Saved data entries

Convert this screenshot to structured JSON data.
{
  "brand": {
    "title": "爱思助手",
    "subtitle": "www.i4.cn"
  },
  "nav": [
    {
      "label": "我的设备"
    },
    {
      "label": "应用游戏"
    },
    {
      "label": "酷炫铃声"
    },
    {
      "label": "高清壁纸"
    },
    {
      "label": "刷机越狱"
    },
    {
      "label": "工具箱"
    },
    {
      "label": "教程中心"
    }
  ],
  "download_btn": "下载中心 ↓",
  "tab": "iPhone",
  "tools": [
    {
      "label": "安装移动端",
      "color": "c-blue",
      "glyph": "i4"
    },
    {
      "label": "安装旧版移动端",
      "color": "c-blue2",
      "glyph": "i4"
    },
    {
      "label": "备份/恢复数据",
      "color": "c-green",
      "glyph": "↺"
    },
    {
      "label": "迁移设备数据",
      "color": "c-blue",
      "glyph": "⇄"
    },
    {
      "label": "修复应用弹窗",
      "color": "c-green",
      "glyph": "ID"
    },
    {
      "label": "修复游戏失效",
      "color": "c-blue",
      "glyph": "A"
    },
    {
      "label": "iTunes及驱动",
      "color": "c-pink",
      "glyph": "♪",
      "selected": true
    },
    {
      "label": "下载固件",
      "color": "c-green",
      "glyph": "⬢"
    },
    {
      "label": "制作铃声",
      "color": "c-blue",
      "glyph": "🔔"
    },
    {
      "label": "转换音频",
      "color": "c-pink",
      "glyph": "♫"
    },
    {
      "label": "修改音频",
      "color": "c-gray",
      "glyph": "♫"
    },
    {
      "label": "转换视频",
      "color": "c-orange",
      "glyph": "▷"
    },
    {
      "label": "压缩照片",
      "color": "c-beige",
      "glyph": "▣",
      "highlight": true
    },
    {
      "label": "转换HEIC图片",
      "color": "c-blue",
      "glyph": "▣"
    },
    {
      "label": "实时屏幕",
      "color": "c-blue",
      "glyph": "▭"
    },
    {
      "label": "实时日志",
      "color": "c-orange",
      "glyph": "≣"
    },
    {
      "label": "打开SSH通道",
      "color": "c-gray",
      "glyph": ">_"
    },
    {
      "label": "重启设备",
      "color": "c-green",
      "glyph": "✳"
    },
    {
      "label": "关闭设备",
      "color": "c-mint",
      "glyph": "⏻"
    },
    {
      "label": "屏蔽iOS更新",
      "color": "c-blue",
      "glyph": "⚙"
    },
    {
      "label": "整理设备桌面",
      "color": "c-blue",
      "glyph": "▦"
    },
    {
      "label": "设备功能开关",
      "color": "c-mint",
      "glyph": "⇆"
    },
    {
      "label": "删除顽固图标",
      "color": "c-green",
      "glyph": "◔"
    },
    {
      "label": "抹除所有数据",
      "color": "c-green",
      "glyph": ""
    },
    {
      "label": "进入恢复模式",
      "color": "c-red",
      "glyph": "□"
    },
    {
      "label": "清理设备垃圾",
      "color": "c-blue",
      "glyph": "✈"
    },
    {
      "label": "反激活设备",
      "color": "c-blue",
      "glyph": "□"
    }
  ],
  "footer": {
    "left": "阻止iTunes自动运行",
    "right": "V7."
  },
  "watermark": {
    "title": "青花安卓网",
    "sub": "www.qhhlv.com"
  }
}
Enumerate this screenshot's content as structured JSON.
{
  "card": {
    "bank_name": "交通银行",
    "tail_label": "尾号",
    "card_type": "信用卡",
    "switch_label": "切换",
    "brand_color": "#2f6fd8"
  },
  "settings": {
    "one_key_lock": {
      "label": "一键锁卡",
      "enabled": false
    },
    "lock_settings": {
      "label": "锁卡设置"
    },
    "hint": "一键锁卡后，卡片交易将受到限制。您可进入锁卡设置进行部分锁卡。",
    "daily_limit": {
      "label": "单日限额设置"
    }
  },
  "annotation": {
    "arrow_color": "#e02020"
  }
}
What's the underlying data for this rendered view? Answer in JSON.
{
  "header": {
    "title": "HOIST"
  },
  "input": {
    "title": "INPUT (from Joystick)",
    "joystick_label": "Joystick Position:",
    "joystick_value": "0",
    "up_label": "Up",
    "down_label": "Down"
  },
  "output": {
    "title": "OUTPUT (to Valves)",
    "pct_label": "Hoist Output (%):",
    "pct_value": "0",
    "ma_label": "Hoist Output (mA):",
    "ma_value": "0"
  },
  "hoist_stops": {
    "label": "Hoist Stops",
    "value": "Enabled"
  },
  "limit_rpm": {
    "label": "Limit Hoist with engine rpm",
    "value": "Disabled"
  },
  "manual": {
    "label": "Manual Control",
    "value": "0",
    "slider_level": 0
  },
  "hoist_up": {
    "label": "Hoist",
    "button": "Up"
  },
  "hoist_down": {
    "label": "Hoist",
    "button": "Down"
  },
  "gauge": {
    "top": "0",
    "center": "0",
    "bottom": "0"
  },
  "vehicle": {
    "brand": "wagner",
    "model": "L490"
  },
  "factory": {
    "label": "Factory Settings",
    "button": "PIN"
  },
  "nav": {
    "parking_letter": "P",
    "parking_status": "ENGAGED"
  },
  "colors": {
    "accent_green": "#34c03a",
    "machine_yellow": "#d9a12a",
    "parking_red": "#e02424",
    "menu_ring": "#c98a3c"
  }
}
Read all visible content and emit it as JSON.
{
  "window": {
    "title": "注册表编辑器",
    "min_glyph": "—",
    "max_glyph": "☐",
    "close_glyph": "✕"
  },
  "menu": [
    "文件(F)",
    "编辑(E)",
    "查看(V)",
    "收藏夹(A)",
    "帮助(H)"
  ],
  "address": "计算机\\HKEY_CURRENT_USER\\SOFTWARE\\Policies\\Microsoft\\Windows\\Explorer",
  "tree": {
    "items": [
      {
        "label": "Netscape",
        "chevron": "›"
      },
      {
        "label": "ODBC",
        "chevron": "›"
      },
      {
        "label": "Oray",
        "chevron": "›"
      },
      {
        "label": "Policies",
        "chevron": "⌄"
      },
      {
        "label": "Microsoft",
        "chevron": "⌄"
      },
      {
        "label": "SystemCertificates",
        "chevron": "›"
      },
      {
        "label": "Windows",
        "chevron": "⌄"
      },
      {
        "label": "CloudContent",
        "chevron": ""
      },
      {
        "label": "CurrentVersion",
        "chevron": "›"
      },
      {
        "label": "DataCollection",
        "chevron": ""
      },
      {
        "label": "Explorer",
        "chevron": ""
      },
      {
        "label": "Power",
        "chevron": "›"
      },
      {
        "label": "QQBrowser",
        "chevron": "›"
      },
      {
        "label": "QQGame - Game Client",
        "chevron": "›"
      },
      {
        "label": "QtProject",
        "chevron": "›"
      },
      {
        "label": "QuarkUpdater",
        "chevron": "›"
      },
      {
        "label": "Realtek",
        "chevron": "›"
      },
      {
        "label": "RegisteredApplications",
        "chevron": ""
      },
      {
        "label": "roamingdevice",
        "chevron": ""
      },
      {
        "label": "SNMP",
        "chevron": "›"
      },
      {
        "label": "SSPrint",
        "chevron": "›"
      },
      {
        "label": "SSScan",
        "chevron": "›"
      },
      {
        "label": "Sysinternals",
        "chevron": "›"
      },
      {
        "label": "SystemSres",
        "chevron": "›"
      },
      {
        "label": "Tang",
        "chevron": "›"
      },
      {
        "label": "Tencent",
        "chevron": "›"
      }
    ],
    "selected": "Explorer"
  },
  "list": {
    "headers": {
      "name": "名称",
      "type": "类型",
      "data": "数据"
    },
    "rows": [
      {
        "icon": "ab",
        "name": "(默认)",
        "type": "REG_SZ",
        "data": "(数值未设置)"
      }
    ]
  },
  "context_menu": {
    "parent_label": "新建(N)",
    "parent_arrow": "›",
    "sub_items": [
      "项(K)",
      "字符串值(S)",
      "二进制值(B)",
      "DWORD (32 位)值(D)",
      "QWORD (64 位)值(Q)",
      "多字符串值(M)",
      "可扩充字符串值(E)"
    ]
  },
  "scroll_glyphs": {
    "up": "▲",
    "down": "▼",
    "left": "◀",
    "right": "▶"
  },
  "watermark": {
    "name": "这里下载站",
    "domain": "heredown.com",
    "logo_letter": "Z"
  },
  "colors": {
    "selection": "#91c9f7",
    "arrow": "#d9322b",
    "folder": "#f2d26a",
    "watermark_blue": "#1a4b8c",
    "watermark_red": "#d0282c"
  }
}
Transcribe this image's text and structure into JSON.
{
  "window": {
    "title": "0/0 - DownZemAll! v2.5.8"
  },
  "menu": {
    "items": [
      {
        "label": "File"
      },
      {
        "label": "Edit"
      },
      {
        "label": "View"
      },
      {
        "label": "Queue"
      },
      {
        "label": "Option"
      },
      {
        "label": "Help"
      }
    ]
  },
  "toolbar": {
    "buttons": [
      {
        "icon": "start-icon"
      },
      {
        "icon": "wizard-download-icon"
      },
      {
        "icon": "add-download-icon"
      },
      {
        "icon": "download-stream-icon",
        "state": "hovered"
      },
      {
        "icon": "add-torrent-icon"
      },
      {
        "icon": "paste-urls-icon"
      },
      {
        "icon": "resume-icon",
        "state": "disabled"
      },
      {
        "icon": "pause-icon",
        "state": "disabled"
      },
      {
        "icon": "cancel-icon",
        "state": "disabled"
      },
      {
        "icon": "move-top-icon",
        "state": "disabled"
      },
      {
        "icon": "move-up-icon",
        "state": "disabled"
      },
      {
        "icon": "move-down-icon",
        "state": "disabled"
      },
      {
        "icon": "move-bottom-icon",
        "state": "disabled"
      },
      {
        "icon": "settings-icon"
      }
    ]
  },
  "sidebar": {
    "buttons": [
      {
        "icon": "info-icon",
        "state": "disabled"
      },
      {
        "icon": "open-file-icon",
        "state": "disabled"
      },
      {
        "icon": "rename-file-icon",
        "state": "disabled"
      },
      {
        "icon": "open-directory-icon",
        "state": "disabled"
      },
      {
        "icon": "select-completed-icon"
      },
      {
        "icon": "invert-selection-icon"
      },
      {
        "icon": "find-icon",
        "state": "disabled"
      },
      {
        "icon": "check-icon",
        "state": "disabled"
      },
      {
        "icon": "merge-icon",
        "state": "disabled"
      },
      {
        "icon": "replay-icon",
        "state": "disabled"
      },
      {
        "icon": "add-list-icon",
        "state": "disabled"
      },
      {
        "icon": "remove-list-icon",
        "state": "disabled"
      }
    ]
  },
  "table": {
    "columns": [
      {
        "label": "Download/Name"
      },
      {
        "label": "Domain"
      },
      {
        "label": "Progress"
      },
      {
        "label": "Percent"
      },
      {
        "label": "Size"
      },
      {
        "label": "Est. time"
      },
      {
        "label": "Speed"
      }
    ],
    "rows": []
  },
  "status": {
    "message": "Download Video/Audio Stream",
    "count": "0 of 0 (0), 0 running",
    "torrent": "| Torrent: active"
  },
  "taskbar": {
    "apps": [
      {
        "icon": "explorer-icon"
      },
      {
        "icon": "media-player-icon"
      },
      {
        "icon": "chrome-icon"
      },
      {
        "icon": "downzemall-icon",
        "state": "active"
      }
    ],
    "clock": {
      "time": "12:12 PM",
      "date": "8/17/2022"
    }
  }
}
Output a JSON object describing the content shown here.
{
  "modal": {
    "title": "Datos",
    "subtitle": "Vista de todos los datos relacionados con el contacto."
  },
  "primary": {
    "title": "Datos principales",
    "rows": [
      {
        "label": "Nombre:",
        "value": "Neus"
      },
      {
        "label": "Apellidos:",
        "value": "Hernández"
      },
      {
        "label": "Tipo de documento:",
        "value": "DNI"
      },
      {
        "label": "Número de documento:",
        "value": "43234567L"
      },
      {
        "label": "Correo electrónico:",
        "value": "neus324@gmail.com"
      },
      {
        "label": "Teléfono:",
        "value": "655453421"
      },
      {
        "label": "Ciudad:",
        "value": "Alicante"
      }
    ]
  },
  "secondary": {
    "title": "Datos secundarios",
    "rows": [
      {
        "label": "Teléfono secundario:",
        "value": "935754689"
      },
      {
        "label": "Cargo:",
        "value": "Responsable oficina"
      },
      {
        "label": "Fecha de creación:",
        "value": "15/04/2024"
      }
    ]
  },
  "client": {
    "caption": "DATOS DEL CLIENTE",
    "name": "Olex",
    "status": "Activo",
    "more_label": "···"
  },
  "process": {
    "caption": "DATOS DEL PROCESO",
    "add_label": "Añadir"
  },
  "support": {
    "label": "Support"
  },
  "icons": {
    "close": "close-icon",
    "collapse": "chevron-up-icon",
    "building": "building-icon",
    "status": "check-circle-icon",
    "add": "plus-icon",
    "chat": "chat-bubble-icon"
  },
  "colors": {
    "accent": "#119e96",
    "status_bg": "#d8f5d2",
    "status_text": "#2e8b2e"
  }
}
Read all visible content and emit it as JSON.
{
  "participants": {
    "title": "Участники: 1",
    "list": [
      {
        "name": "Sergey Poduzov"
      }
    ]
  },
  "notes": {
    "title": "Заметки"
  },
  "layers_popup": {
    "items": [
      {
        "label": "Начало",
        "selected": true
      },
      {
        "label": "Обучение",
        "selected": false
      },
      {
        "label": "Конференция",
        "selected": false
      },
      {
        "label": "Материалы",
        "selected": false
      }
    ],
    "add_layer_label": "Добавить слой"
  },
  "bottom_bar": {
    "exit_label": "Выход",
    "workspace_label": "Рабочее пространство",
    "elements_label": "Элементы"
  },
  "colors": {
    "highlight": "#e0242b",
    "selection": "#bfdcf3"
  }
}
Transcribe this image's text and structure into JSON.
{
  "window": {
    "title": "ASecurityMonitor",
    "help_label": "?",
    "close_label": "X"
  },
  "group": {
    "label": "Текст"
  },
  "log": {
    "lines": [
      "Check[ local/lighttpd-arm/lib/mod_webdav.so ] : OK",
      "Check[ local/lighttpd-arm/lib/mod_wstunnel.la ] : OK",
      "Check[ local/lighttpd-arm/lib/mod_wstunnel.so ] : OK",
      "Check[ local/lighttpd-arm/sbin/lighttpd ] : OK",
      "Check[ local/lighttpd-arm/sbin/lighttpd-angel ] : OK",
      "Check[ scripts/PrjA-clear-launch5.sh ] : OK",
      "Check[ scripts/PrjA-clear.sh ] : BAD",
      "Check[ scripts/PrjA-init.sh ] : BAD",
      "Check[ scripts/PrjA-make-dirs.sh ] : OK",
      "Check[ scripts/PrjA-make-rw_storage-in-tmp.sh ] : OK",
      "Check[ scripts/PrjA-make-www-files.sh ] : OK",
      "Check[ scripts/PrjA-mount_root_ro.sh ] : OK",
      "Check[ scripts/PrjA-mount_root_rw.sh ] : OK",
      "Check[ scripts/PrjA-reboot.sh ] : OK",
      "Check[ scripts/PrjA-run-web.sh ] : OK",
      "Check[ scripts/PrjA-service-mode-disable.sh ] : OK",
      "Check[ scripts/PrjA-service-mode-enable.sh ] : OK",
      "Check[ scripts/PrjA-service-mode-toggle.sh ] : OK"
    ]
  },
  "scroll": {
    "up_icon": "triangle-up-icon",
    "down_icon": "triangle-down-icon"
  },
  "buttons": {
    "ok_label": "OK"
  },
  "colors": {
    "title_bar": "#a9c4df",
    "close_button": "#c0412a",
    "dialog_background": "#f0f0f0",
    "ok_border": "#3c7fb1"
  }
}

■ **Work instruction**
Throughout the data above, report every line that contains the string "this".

■ **Exercise result**
Convert this screenshot to structured JSON data.
Enumerate this screenshot's content as structured JSON.
What's the underlying data for this rendered view? Answer in JSON.
Transcribe this image's text and structure into JSON.
Transcribe this image's text and structure into JSON.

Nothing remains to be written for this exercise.